Not just with the report that we’re writing, but here, too. It’s not the material – there’s plenty of that – it’s deciding what to choose and then the panel beating…
A bit of a pickle. And pickles need time. I’ve not had much of that lately, it seems.
Then I realised that when I’ve not been in the office, I have been making pickles – real ones. Sannie Boervrou (pronounced Sunny – because she is) blessed us again with a crate of courgettes, so we’ve been eating them with almost every meal (new ideas for zucchini coming soon) and they’ve been pickled. At the same time, Jan Boer gave us two trays of beautiful baby (or, as far as the canning factory is concerned, undersized) beetroot. With those, and because one can only eat so much beetroot in salad, I made a cold soup (recipe also to come once it’s perfected), there was more pickling…
For the pickled beetroot, I used the surplus brine from the courgettes, but added about a third to a half more red wine vinegar so that it wasn’t quite as sweet – these baby beets are sweet enough. On this occasion, and after pickling, I sterilised the bottles so they’ll keep for longer. See below.
The prettiest pickles I have ever made, and which have become one of my “signature” products are the mixed pickles I first made for the McGregor Food and Wine festival last year. Since that first effort, I’ve adapted the recipe slightly and learned a few things; here’s my adaptation along with a couple of tips:
Coulorful Pickled Vegetables
For the brine
1 tsp coriander seeds
½ tsp each, black/brown and yellow mustard seeds
½ tsp cumin seeds
½ tsp fennel seeds
2 cups (500ml) cider vinegar
5 medium cloves garlic, lightly crushed and peeled
2,5cm-thick piece of ginger, julienned
half small yellow onion, thinly sliced lengthwise
½ cup (125ml) sugar
1 tsp salt
1 tsp black peppercorns
½ tsp turmeric powder
4 cups cauliflower, cut into 2 to 2,5 cm florets (about)

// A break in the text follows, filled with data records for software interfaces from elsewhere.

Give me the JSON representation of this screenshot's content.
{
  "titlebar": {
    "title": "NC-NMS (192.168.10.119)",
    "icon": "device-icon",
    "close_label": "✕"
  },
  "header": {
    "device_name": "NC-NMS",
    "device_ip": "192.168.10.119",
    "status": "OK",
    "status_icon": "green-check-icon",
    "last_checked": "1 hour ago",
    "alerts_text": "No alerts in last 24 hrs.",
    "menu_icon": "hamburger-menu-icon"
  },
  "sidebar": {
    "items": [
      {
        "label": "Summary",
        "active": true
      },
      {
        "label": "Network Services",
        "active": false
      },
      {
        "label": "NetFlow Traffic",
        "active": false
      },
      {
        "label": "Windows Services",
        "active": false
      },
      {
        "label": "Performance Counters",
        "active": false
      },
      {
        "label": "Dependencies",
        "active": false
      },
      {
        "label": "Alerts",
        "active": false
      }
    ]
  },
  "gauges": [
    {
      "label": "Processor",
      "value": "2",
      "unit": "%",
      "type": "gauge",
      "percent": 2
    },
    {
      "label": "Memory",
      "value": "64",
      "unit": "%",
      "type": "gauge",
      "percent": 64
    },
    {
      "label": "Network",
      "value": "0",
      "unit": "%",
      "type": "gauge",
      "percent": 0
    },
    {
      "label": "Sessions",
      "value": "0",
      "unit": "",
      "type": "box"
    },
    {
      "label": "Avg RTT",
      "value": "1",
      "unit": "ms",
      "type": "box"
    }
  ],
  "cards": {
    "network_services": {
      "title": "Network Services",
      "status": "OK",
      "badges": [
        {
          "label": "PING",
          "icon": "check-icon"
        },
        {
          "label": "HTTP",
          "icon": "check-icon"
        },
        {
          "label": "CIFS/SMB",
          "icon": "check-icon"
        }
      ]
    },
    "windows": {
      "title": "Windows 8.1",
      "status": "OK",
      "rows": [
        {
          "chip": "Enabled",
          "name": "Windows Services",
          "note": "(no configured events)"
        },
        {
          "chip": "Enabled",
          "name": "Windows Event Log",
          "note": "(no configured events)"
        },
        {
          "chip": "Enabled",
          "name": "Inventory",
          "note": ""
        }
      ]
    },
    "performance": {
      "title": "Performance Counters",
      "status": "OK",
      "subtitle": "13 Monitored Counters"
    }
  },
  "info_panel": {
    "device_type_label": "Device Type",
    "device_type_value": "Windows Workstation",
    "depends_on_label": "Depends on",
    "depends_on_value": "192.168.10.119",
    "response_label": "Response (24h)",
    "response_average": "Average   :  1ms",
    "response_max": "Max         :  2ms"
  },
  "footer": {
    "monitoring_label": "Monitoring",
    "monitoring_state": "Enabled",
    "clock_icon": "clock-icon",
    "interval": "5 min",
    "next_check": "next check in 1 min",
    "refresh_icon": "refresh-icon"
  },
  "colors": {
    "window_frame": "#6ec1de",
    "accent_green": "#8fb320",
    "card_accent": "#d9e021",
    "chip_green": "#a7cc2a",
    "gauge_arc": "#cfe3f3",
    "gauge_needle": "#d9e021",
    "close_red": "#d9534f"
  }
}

2 cups carrots, peeled and sliced 1 cm thick on the diagonal
1 cup red bell pepper, cut into large dice
The quantities are hard to work out exactly, but there is more cauliflower than other bits – the ratios are more important.

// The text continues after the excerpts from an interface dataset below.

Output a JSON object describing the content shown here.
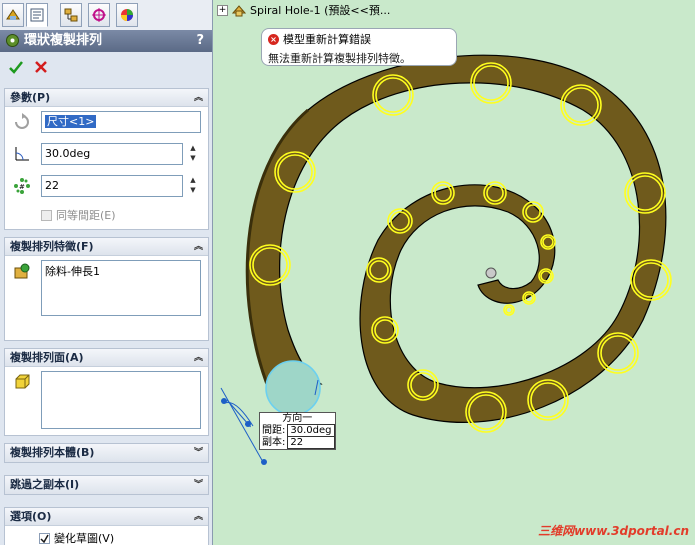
{
  "tabs": [
    {
      "icon": "feature-manager-icon"
    },
    {
      "icon": "property-manager-icon"
    },
    {
      "icon": "configuration-manager-icon"
    },
    {
      "icon": "dimxpert-icon"
    },
    {
      "icon": "display-manager-icon"
    }
  ],
  "panel": {
    "title": "環狀複製排列",
    "help": "?"
  },
  "groups": {
    "parameters": {
      "title": "參數(P)",
      "axis_value": "尺寸<1>",
      "angle_value": "30.0deg",
      "instances_value": "22",
      "equal_spacing_label": "同等間距(E)"
    },
    "features": {
      "title": "複製排列特徵(F)",
      "items": [
        "除料-伸長1"
      ]
    },
    "faces": {
      "title": "複製排列面(A)"
    },
    "bodies": {
      "title": "複製排列本體(B)"
    },
    "skip": {
      "title": "跳過之副本(I)"
    },
    "options": {
      "title": "選項(O)",
      "vary_sketch_label": "變化草圖(V)"
    }
  },
  "graphics": {
    "tree_label": "Spiral Hole-1 (預設<<預...",
    "tooltip_title": "模型重新計算錯誤",
    "tooltip_message": "無法重新計算複製排列特徵。",
    "dim_header": "方向一",
    "dim_spacing_label": "間距:",
    "dim_spacing_value": "30.0deg",
    "dim_copies_label": "副本:",
    "dim_copies_value": "22",
    "watermark": "三维网www.3dportal.cn"
  },
  "colors": {
    "spiral_fill": "#6f5a1c",
    "hole_outline": "#ffff1e",
    "background": "#c9e9cb",
    "accent_error": "#d6261e"
  }
}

To make the brine
Put the seeds in a saucepan. Toast the spices over a medium heat, swirling the pan occasionally, until fragrant and slightly darkened and beginning to pop – about 2 minutes. Add the vinegar, garlic, ginger, onion, sugar, salt, peppercorns and turmeric to the toasted spices. Bring to a boil.

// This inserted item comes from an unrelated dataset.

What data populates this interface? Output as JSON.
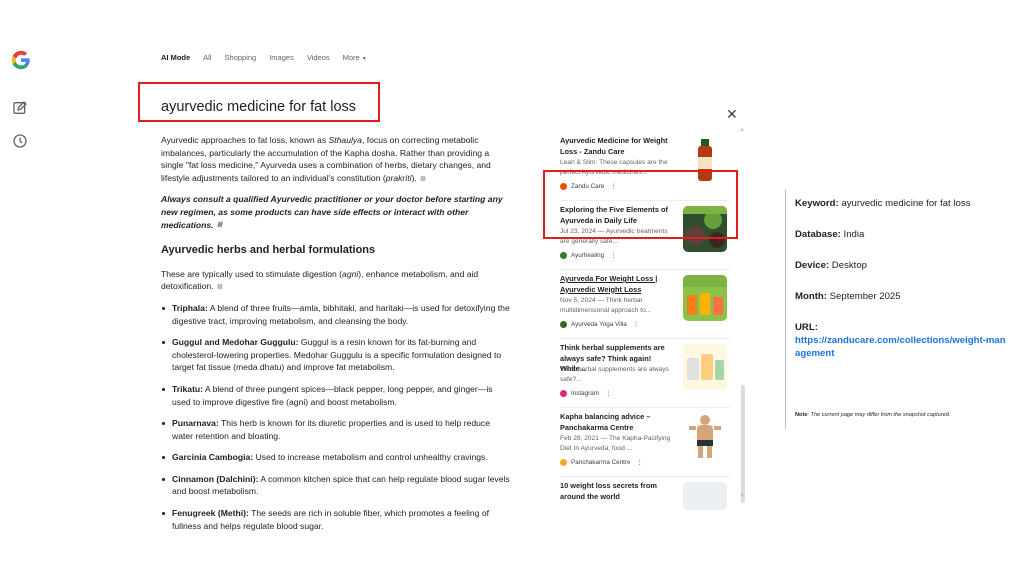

Pack the vegetables into clean, hot jars. Pour the hot brine over the vegetables, leaving 1 cm. Remove any air bubbles by tapping the sides of the jars and/or slowly raising and lowering a swizzle stick or plastic blade around the inside of the jars. If you have extra brine, strain it and distribute the solids among the jars or reserve in another jar for use at another time. Lid the jars, tightening only by hand.
To sterilise the pickles
Place the jars in a large (stock) pot and fill with water (do this on the stove – don’t try to lug the full pot and the jars from the sink to the stove and give yourself a hernia … or worse…) Oh, and before you begin, put a tea towel at the bottom of the pot so that the jars don’t rattle around. Bring to a boil and then reduce heat and simmer for 10 minutes. Remove from the water and allow to cool. The lids should all pull in and form a vacuum at the top of the jar as they cool.
These pickles keep their crunch and can be stored for a good few months.
What else I’ve learned
For this batch, we had lots of red onions and some beautiful heirloom carrots, from the garden, and I thought that they would add to the colour of these pickles. They did.
But only for about a week: the vinegar bleached the colour out so that the red carrots ended up just being orange and the red onion lost its blush and went slightly yellow from the turmeric. The flavour is not affected and the pickle is just as pretty because of the red of the pepper, the gold turmeric which is absorbed by the cauliflower and, or course, the orange of the carrots.
This time, and because they were baby carrots, I left a bit of the stalk on them and then quartered them longways. Just adds to the character and texture of the pickle.
© Fiona’s Favourites 2016